Recent studies are indicating that differential and tissue specific methylation patterns frequent low to medium density CpG islands (Rehli et al, 2009, Weber et al 2007). Moreover, the regions where the interesting methylation action is can be outside CpG islands and in some cases, a long hike from promoters (Irizarry et al 2009 and Rehli et al, 2009).
Researchers who want the full picture of genome-wide DNA methylation (CpG islands, CpG shores, gene body methylation, distal enhancers etc.,), will definitely want to consider the sequencing route for the coverage and an MBD based method to pull down and fractionate some of the interesting regions of variable CpG density and methylation. MBD enrichment is well poised for this challenge.
Dr. Michael Rehli, whose team recently identified interesting methylation patterns where you wouldn’t necessarily expect, shared his thoughts on using MBDs with us recently. “People using MeDIP, I think, are pretty frustrated because the transfer to next generation sequencing works so badly. More and more people will look for applications with MBD proteins to actually get better results, less expensive, for next generation sequencing data.”
MBD Gets Kitted
Unlike MeDIP, there hasn’t been a ton of validated protocols, reagents or materials out there that don’t require a good amount of self-assembly and optimization…until recently. One company that has decided to hop aboard the MBD train, Invitrogen launched the MethylMiner™ Methylated DNA Enrichment Kit; their own tricked out version of the MCIp method that includes a variety of enhancements like the uber-strong binding between biotinylated MBD and the streptavidin MBD coated Dynal magnetic beads that researchers love, making the whole process pretty painless.
Post-doctoral Fellow, Dr. Nick Wong of the Murdoch Children’s Research Institute, is one of the early researchers to make the switch. “I’m seeing better consistency between replicates in the MBD approach as opposed to the MeDIP enrichment. Another improvement is the use of magnetic beads for DNA capture as opposed to agarose-G beads found in most MeDIP approaches,” added Wong.
Whether you’ve been on MeDIP for a while and are looking to explore new dimensions, or you’re just getting ready to take the dive into genome-wide methylation studies, you’ll definitely want to take a closer look at MBD-based enrichment.
*Despite using terms like “we’re betting” occasionally, EpiGenie does not endorse betting or gambling of any sort.
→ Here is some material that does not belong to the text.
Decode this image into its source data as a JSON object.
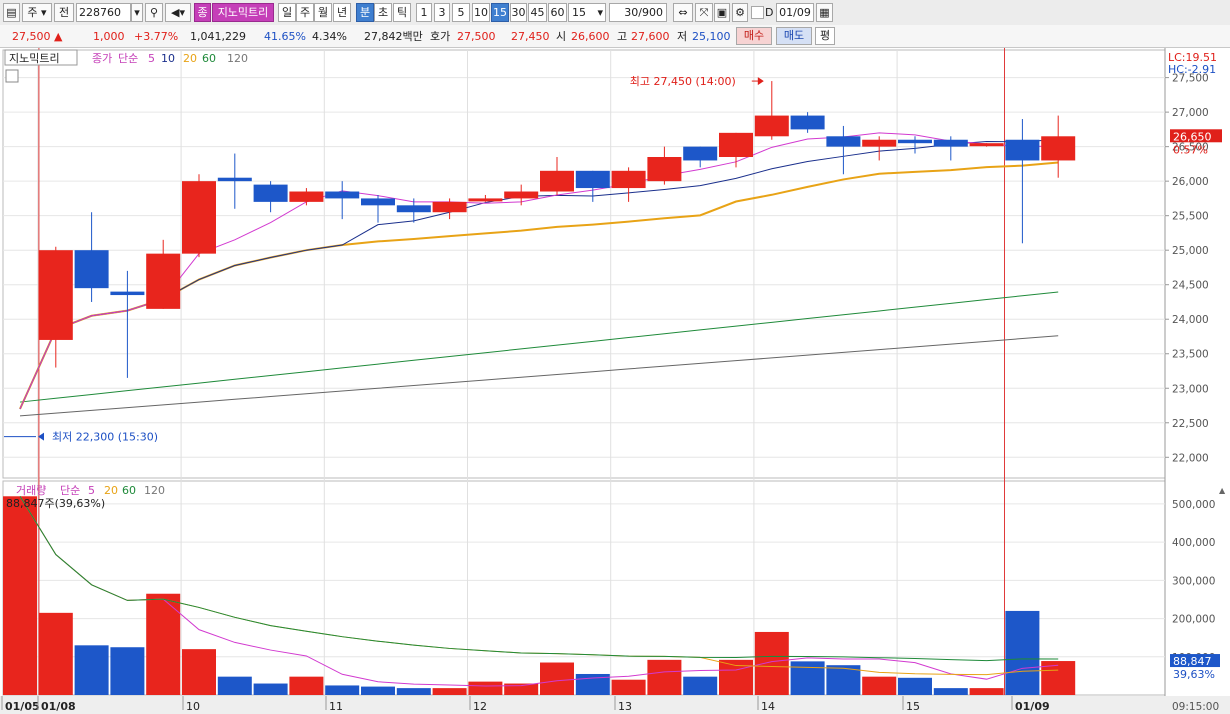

Gambling can be a serious problem and should not be taken lightly, particularly when you lose the money that should go to a scientific website overhaul or a 88-1 long shot trifecta….wait, what were we talking about again?